The pre-eclampsia risk rose from 5.2 percent to 7.0 percent among women who had treatment for infertility. Among those who had three or more miscarriages, the pre-eclampsia risk increased to 8.5 percent – though it appeared that having only one or two miscarriages didn’t raise the risk of hypertension during pregnancy. And among women who experienced both multiple miscarriages and infertility treatment, the pre-eclampsia rate rose to 13.1 percent.

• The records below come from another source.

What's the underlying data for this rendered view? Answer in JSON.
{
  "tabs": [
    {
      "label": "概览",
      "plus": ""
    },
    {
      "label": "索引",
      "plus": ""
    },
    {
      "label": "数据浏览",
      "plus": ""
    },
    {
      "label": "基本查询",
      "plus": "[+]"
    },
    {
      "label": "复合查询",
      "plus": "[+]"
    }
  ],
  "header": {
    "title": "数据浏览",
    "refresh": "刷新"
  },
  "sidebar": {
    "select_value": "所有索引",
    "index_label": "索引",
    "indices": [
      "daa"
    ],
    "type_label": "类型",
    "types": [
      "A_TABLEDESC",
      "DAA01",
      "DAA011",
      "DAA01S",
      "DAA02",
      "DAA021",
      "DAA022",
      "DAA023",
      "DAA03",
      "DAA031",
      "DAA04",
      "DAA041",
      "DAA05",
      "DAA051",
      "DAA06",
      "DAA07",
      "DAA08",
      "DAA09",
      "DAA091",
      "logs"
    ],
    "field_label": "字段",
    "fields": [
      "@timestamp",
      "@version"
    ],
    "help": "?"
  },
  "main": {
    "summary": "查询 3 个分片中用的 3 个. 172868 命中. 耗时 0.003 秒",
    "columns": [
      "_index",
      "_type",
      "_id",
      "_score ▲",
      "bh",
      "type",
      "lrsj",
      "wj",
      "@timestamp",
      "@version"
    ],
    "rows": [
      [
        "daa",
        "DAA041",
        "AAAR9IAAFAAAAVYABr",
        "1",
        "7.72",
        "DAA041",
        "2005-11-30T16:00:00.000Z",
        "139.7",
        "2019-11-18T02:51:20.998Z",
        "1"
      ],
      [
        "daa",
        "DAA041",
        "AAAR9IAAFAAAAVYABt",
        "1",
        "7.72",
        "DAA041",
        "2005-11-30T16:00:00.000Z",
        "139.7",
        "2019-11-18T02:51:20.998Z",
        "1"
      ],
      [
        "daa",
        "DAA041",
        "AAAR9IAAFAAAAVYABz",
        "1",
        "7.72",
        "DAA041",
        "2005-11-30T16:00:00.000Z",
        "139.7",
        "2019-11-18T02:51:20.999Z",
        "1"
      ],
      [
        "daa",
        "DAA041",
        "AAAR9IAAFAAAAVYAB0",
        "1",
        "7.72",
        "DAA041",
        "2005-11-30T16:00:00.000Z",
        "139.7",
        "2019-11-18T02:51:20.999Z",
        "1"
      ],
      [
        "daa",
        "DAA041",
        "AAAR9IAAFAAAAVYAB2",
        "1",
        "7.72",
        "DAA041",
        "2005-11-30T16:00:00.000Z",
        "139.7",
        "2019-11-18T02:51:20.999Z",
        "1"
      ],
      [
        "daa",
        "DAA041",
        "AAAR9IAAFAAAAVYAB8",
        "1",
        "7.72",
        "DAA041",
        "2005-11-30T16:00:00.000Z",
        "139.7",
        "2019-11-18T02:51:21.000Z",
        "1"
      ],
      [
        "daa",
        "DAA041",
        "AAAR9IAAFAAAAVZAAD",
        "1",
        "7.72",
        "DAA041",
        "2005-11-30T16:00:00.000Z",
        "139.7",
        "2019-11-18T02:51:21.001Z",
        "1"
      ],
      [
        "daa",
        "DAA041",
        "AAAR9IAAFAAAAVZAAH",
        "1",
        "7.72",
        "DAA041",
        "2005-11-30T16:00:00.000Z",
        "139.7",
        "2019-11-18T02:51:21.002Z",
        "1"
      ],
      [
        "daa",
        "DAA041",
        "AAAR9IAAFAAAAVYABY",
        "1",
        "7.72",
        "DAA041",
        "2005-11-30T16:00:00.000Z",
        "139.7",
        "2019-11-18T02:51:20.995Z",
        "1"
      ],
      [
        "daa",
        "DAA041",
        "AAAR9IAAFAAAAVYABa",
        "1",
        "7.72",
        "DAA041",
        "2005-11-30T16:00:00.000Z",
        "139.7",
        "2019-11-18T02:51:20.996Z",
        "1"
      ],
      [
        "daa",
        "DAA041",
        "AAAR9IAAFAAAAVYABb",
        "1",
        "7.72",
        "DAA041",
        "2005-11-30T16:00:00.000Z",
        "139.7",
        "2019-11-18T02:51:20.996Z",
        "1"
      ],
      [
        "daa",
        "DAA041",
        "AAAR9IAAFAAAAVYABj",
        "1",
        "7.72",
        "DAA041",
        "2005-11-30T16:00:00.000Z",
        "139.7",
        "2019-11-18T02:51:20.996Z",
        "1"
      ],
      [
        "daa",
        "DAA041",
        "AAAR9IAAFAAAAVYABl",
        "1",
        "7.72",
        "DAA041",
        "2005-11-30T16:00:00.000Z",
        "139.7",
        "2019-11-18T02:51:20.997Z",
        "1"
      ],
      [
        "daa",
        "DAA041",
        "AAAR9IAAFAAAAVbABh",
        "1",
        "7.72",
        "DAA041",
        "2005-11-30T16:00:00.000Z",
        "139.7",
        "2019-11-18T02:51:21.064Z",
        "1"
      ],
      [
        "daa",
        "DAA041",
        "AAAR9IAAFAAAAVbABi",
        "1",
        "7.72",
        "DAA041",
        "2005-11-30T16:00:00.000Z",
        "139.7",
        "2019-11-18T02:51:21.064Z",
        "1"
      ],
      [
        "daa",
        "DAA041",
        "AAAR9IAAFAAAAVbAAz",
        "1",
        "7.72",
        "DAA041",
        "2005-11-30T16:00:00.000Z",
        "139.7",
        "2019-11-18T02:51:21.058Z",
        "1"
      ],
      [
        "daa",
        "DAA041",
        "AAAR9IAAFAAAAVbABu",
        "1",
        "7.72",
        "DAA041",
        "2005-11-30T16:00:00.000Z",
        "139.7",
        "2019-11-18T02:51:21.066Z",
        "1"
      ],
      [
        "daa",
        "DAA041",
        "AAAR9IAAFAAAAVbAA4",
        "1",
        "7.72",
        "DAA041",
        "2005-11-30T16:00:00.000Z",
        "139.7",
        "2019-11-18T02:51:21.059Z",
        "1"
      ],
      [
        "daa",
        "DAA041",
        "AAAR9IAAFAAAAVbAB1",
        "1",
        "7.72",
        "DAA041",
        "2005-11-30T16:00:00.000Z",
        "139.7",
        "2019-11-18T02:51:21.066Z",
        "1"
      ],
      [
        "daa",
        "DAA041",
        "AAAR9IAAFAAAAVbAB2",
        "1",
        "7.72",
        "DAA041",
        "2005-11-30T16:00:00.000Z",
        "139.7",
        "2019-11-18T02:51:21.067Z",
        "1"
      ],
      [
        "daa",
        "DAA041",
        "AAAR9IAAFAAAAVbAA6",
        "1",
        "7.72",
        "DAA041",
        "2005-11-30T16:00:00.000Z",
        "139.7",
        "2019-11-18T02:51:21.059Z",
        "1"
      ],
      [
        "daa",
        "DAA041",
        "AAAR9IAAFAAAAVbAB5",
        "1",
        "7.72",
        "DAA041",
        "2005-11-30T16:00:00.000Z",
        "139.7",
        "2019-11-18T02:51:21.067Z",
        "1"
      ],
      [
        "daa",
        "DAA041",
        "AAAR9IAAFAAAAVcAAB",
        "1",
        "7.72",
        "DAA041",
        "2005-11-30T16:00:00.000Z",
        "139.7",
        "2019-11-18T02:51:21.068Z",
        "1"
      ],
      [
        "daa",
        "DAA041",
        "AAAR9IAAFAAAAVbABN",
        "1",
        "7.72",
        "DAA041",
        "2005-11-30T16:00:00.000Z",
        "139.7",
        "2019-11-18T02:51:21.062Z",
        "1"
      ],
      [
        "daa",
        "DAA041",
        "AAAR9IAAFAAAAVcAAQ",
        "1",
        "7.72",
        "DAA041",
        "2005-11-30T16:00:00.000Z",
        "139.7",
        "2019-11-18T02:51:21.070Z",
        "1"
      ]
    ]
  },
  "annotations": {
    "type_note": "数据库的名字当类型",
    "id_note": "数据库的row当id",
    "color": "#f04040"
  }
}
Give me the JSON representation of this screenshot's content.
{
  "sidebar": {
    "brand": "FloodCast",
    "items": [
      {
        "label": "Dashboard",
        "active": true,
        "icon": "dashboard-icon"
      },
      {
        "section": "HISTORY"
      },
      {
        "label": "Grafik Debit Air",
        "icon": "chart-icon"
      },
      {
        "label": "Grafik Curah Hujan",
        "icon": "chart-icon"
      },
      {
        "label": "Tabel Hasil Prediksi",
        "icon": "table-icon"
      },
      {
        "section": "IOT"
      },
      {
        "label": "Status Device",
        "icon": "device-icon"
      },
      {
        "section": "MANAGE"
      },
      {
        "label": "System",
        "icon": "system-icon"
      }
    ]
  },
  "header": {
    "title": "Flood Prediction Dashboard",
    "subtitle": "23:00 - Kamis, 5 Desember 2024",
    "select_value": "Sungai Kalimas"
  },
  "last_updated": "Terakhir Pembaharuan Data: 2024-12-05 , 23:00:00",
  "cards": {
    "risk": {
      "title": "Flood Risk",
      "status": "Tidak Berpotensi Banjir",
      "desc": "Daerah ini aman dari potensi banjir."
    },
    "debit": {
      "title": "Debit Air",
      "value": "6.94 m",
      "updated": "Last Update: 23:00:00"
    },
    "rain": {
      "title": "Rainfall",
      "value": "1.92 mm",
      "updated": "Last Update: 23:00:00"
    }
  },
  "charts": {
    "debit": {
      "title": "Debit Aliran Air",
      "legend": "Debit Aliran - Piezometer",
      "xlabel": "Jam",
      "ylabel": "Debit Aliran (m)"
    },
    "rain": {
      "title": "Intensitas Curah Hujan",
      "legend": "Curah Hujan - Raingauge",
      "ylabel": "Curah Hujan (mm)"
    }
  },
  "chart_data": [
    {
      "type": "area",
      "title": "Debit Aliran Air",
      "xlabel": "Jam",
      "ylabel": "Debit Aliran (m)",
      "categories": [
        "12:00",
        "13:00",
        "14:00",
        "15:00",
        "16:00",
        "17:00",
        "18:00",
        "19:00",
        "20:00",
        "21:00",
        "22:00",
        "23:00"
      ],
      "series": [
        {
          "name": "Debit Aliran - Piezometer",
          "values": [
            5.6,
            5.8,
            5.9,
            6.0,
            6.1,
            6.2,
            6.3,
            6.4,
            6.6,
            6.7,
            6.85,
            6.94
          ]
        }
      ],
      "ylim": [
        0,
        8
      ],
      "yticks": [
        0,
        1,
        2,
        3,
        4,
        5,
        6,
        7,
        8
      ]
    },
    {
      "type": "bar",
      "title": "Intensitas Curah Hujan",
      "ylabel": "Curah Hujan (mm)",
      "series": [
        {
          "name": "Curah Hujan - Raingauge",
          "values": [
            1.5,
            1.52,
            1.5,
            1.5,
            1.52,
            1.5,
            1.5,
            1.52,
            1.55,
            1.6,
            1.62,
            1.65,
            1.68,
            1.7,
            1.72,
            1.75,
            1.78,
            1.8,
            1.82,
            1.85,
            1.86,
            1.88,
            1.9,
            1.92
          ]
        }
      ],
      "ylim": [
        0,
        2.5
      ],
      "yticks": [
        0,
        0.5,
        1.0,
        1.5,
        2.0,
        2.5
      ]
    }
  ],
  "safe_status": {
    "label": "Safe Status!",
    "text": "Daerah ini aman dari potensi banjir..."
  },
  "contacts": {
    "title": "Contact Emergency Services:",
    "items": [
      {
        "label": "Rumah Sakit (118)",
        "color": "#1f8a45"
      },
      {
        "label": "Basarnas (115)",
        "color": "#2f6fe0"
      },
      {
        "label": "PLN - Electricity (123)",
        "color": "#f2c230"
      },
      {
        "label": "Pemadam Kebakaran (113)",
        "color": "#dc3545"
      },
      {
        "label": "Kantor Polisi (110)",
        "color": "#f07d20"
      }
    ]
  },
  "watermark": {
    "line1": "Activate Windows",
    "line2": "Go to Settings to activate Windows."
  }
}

Pre-eclampsia results from a malfunctioning placenta, though why the placenta malfunctions is unknown. In later pregnancy, the placenta has difficulty in fulfilling its role in conveying oxygen and nutrients from the mother’s blood to the fetus’. When this happens, the mother’s circulatory system starts to work harder to get blood to the placenta, raising her blood pressure and causing pre-eclampsia. If the condition is untreated, it can progress to eclampsia, which can endanger the life of both mother and fetus. The only effective treatment is delivery of the baby and placenta.
For unknown reasons, having previous normal pregnancies sharply lowers the risk of pre-eclampsia – about 50 percent, in fact. But this protective effect disappears among women with repeated miscarriages. Therefore, the study suggests that common causal factors linked to the placenta’s development and function may be present in infertility, repeated miscarriages and pre-eclampsia.